This article first appeared here on TheHill.com.
About two miles from London’s Buckingham Palace stands a majestic building that houses five floors of exhibits that provide a comprehensive and compelling chronicle of World Wars I and II. Evident within the walls of the Imperial War Museum is a national, overarching principle that carried Great Britain successfully through two world wars in spite of the loss of thousands of lives. That principle, freedom — vitally affirmed by other Allied nations in those two important wars — is as relevant today as it was then.
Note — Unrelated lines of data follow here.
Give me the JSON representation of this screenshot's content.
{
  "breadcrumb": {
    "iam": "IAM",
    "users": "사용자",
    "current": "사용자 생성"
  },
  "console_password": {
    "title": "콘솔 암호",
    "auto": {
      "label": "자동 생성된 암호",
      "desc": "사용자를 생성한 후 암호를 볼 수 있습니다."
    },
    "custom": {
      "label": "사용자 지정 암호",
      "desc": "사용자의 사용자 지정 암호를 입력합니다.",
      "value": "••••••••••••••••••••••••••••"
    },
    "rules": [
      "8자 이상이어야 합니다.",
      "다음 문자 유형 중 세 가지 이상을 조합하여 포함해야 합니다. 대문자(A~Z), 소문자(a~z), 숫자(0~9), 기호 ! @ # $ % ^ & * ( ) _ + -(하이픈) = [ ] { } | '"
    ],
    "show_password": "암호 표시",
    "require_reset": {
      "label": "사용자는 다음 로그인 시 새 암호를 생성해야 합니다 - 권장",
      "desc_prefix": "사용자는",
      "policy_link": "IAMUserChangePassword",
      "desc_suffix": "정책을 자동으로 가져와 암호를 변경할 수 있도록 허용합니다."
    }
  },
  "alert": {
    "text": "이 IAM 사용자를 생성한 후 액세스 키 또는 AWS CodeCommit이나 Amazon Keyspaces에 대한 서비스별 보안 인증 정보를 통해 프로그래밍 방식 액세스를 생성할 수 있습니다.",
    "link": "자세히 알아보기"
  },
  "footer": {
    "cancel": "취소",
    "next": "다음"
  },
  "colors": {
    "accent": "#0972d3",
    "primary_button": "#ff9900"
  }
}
Beneath the stone floor of Westminster Abbey lies the tomb of the Unknown Warrior, a British World War I soldier. Inside the abbey’s entrance and above the tomb, surrounded by the names of such prominent British leaders as former Prime Ministers Winston Churchill and Clement Atlee buried or commemorated there, appear words that speak to the necessity of resilience in the face of mortal danger to mankind.
World War II’s seriousness is dramatically illustrated by viewing the Churchill War Rooms in an underground Westminster bunker covered by a 30-foot slab of concrete. Through the sights and sounds of war there, one can feel the danger that lurked above London during World War II as German planes bombed the city. Below, Great Britain’s Churchill and his military experts plotted the British response to Axis aggression. Churchill’s encouragement to his countrymen gave them hope, but the deadly nature of the evil German threat remained — the life and liberty of mankind was at stake. Largely self-sufficient underground, with Allied forces dependent on the plotting that occurred there, Churchill recognized the Nazi menace and spoke of it, both before and after it became evident to the world. He was unafraid of offending Germans and others of German heritage, calling Hitler what he was — evil and dangerous to a free world.
Today, the evil of Islamic terror infects the orderly world. And today’s question begs an answer from free people everywhere: What does freedom require of current leaders in the face of growing evil?
World War II had an international leader who believed deeply in freedom and was willing to persuade other co-equal, international leaders of the imminent German threat. Had not Churchill courageously sounded freedom’s alarm and persuaded other leaders, including President Franklin Roosevelt, to fight such evil, today’s free world would have suffered from oppression that comes from brutality and prejudice. The free world requires an advocate like Churchill who will stand as a bulwark against oppression.
By its very names — the Islamic State in Iraq and Syria (ISIS) or the alternative Islamic State of Syria and the Levant (ISIL) — Islam is at the heart of ISIS efforts. Islamic terror subverts traditional Islamic principles. Reluctant to identify the growing threat by militant terrorists, who behead and blow up innocents with impunity and without a hint of conscience, President Obama has been properly criticized for failing to call Islamic terrorists what they are: Islamic terrorists. Unlike Churchill in World War II, who opposed the appeasement of Hitler by those who downplayed the threat he posed, Obama is excessively deferential to today’s enemies of freedom, the growing group of Islamic terrorists who spread their brutality under the dignified Islamic banner. He can easily articulate the difference between terrorists and millions of faithful Islamic followers who don’t subscribe to the terrorists’ barbaric acts, but his silence is evident of his fear of offending Muslims in general. His silence also underplays the threat he is charged with repelling. If Obama dares to utter the words “Islamic terrorists,” no Muslim will be confused by his intentions. Failing to do so only feeds the president’s reputation for unfounded intransigence. Not recognizing evil when it confronts the world ignores World War II’s history.
American presidents have a loud microphone — when one speaks, people listen. Obama’s failure to define the terrorists for what they are may not matter to most idealists, but his failures feed existing suspicions that he isn’t waging an effective fight against either terrorists or terrorism. When Churchill called out Adolf Hitler as evil and threatening, some doubted, but most then heeded his warnings and mobilized to counter the worldwide Axis threat. As a result, the terror of Nazism was stopped.
Winston Churchill once said: “It’s not enough that we do our best: sometimes we have to do what’s required.” President Obama should do what is required: speak in overarching terms founded on freedom. Only then will he inspire the world to mobilize the force necessary to defeat the evils of ISIS.
Nethercutt is a former U.S. representative from Washington state, serving from 1995 to 2005.